One deficiency is exceptionally wearing for many students, particularly those who walk next to or bike on the bus routes: pollution. Almost every student is familiar with the suffocating black cloud of smoke (pollution) that the buses emit as they accelerate. It is an eyesore, nose-sore and health hazard. With a campus that prides itself on being green and touts its LEED certifications, the transportation system is a black sheep.
The solution is simple: go electric. While many cite cost as a deterrent, I will cite competition as an incentive. In June of 2016, U(sic)GA was awarded a $10 million grant from the GO! Transit Capital Program to purchase 19 electric buses for its fleet. U(sic)GA provided another $5 million in matching funds. These buses are intended to replace the oldest of U(sic)GA’s diesel buses and will contribute to a cleaner and more appealing campus environment. Just as America’s space program was pushed onwards by Soviet competition, so should Tech’s transportation modernization be pushed on by U(sic)GA’s. As an aerospace engineer and history nerd, I appreciate such things.
While the upfront cost of switching to electric vehicles is a deterrent, it pays for itself in the long-term. While not directly related to Tech, a New York University study on New York’s transportation system can provide insight into the savings. The study found that diesel buses typically cost $500,000, with electric buses coming in $300,000 higher at around $800,000. However, over the 12-year lifetime of the bus, a diesel bus will cost the operator $1.348 million while an electric bus will cost only $1.18 million. Over the lifetime of the operation, an electric bus will save the operator $168,000.
While it is likely that the numbers for Tech will be somewhat different, $168,000 over 12 years is a significant number and one that provides enough margin to justify looking into the idea. If one assumes that Tech operates 16 vehicles (assumption is 3 each for Red, Blue, Green, Trolley, and 2 each for Emory and Tech Square), then that works out to be a savings of $2.688 million over the lifetime of the system (12 years x 168,000 per year per bus x 16 buses). Per year, that works out to be a savings of $224,000 (enough to pay for at least two more full-time counselors in the counseling center, or assist in upgrades for the Student Center, Instructional Center or aerospace buildings).
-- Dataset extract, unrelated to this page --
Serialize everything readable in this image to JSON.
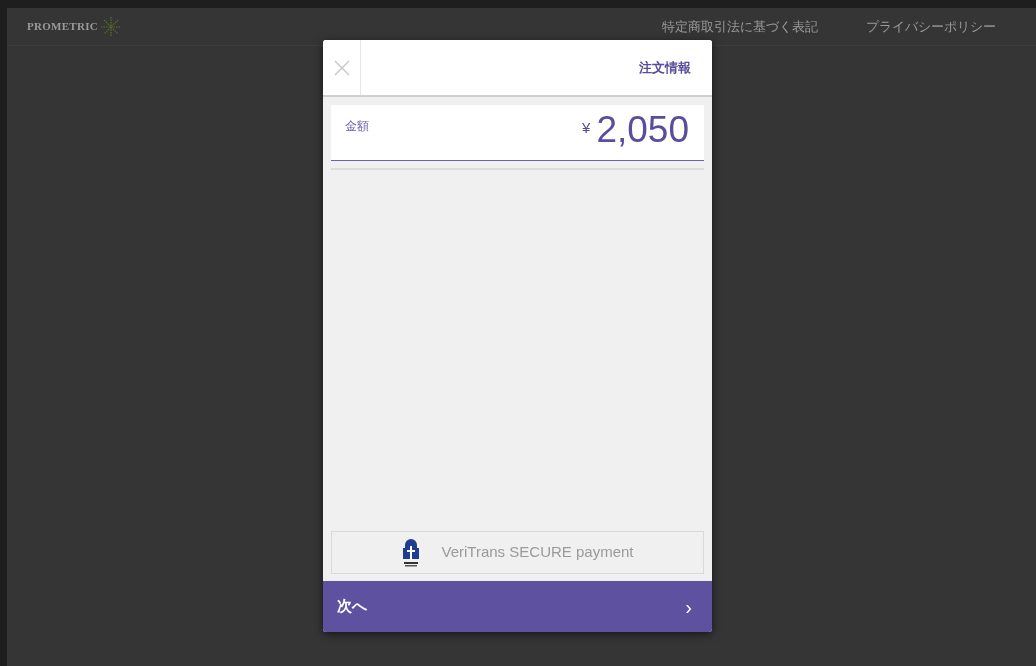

Tech is ideally positioned to conduct such a study. According to the data that I was able to obtain, Tech’s current contract with Groome Transportation ends in 2020. A study started in the Spring of 2017 could make a decision on the future by Fall of 2018. This would provide nearly 2 years for development of a plan to go fully-electric. This could be done either in the form of only allowing bidding from electric bus companies or through the establishment of a Tech run and operated bus system, which would have the advantage of giving Civil Engineering and Public Policy students, among others, access to internships and work experience on a problem directly relevant to challenging real-world issues.
There is a final benefit to Tech switching to an electric bus system: marketing. The prospect of a totally green transportation system would add to Tech’s reputation as a progressive, technologically advanced institution.